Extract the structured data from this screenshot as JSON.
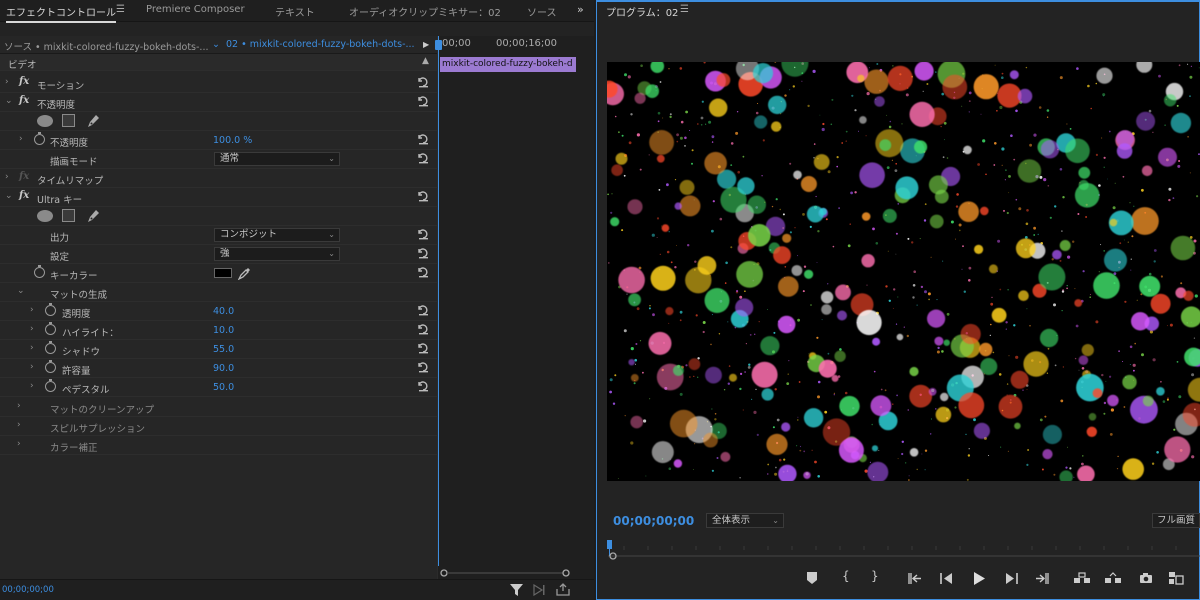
{
  "tabs": {
    "effect_controls": "エフェクトコントロール",
    "premiere_composer": "Premiere Composer",
    "text": "テキスト",
    "audio_clip_mixer": "オーディオクリップミキサー：02",
    "source": "ソース",
    "program": "プログラム：02"
  },
  "source_bar": {
    "source_label": "ソース • mixkit-colored-fuzzy-bokeh-dots-...",
    "sequence_label": "02 • mixkit-colored-fuzzy-bokeh-dots-..."
  },
  "timeline": {
    "time_start": "00;00",
    "time_end": "00;00;16;00",
    "clip_name": "mixkit-colored-fuzzy-bokeh-d"
  },
  "effects": {
    "video_header": "ビデオ",
    "motion": "モーション",
    "opacity": "不透明度",
    "opacity_param": "不透明度",
    "opacity_value": "100.0 %",
    "blend_mode_label": "描画モード",
    "blend_mode_value": "通常",
    "time_remap": "タイムリマップ",
    "ultra_key": "Ultra キー",
    "output_label": "出力",
    "output_value": "コンポジット",
    "setting_label": "設定",
    "setting_value": "強",
    "key_color_label": "キーカラー",
    "matte_generation": "マットの生成",
    "transparency_label": "透明度",
    "transparency_value": "40.0",
    "highlight_label": "ハイライト：",
    "highlight_value": "10.0",
    "shadow_label": "シャドウ",
    "shadow_value": "55.0",
    "tolerance_label": "許容量",
    "tolerance_value": "90.0",
    "pedestal_label": "ペデスタル",
    "pedestal_value": "50.0",
    "matte_cleanup": "マットのクリーンアップ",
    "spill_suppression": "スピルサプレッション",
    "color_correction": "カラー補正"
  },
  "status": {
    "timecode_left": "00;00;00;00"
  },
  "program": {
    "timecode": "00;00;00;00",
    "zoom": "全体表示",
    "quality": "フル画質"
  },
  "colors": {
    "accent": "#3d8ee0",
    "clip": "#9b7ad1"
  }
}
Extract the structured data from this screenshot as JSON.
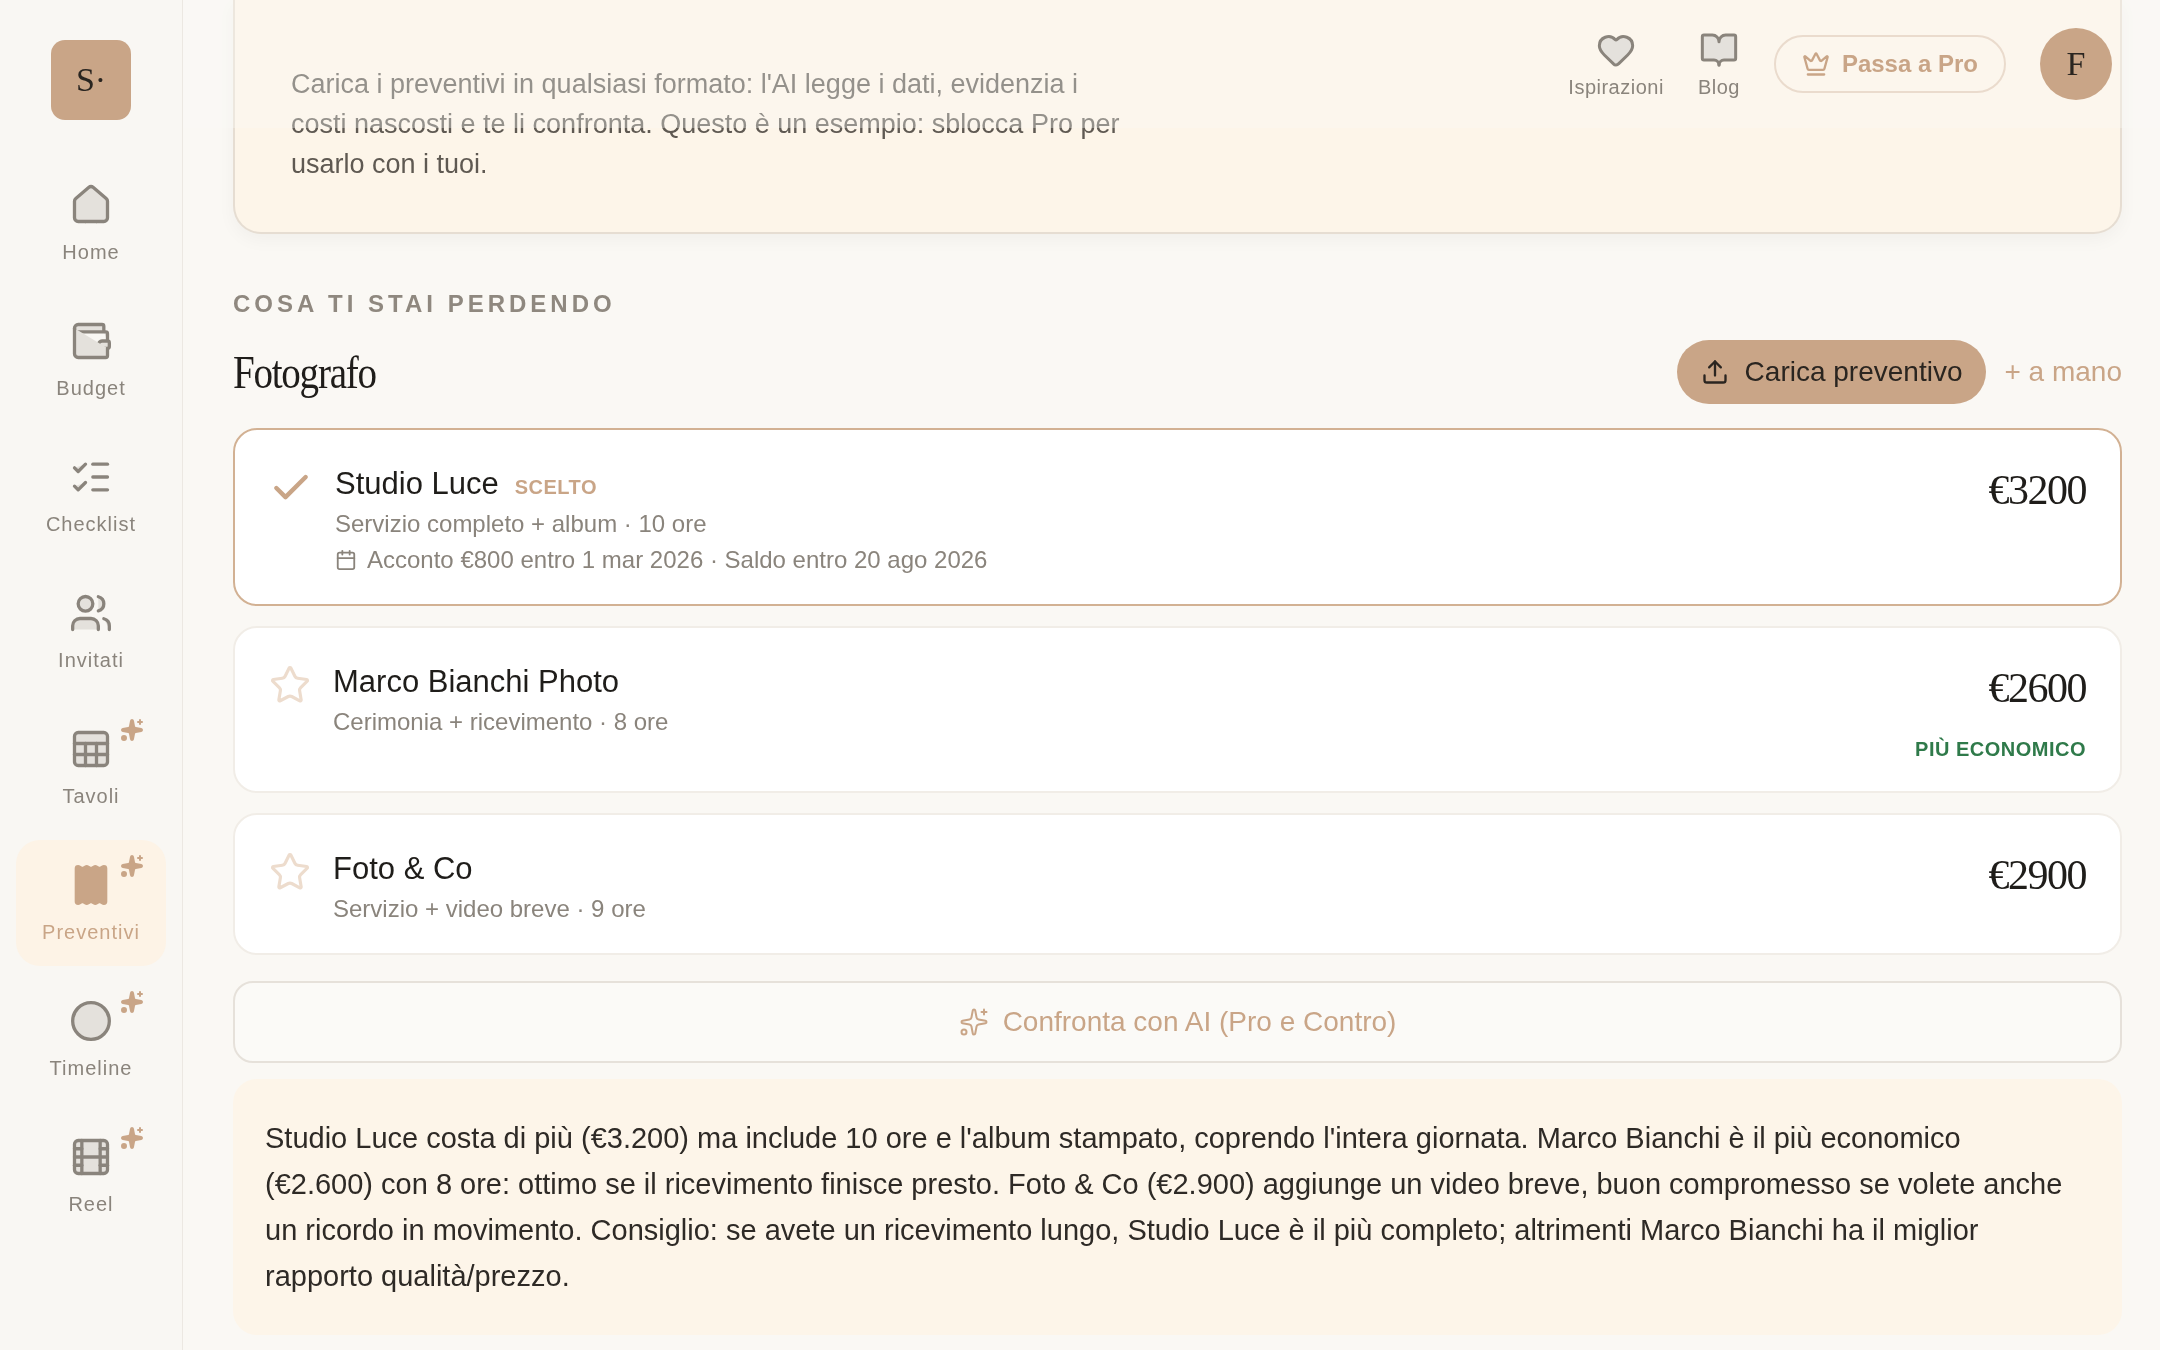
{
  "sidebar": {
    "logo": "S·",
    "items": [
      {
        "label": "Home",
        "selected": false,
        "sparkle": false
      },
      {
        "label": "Budget",
        "selected": false,
        "sparkle": false
      },
      {
        "label": "Checklist",
        "selected": false,
        "sparkle": false
      },
      {
        "label": "Invitati",
        "selected": false,
        "sparkle": false
      },
      {
        "label": "Tavoli",
        "selected": false,
        "sparkle": true
      },
      {
        "label": "Preventivi",
        "selected": true,
        "sparkle": true
      },
      {
        "label": "Timeline",
        "selected": false,
        "sparkle": true
      },
      {
        "label": "Reel",
        "selected": false,
        "sparkle": true
      }
    ]
  },
  "header": {
    "links": [
      {
        "label": "Ispirazioni"
      },
      {
        "label": "Blog"
      }
    ],
    "pro_button": "Passa a Pro",
    "avatar": "F"
  },
  "intro": {
    "text": "Carica i preventivi in qualsiasi formato: l'AI legge i dati, evidenzia i costi nascosti e te li confronta. Questo è un esempio: sblocca Pro per usarlo con i tuoi."
  },
  "section_label": "COSA TI STAI PERDENDO",
  "category": {
    "title": "Fotografo",
    "upload_button": "Carica preventivo",
    "manual_link": "+ a mano"
  },
  "quotes": [
    {
      "name": "Studio Luce",
      "selected": true,
      "badge": "SCELTO",
      "details": "Servizio completo + album · 10 ore",
      "payment": "Acconto €800 entro 1 mar 2026 · Saldo entro 20 ago 2026",
      "price": "€3200"
    },
    {
      "name": "Marco Bianchi Photo",
      "selected": false,
      "details": "Cerimonia + ricevimento · 8 ore",
      "price": "€2600",
      "tag": "PIÙ ECONOMICO"
    },
    {
      "name": "Foto & Co",
      "selected": false,
      "details": "Servizio + video breve · 9 ore",
      "price": "€2900"
    }
  ],
  "compare_button": "Confronta con AI (Pro e Contro)",
  "summary": "Studio Luce costa di più (€3.200) ma include 10 ore e l'album stampato, coprendo l'intera giornata. Marco Bianchi è il più economico (€2.600) con 8 ore: ottimo se il ricevimento finisce presto. Foto & Co (€2.900) aggiunge un video breve, buon compromesso se volete anche un ricordo in movimento. Consiglio: se avete un ricevimento lungo, Studio Luce è il più completo; altrimenti Marco Bianchi ha il miglior rapporto qualità/prezzo."
}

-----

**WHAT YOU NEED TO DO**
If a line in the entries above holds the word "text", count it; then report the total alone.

**REPLY**
2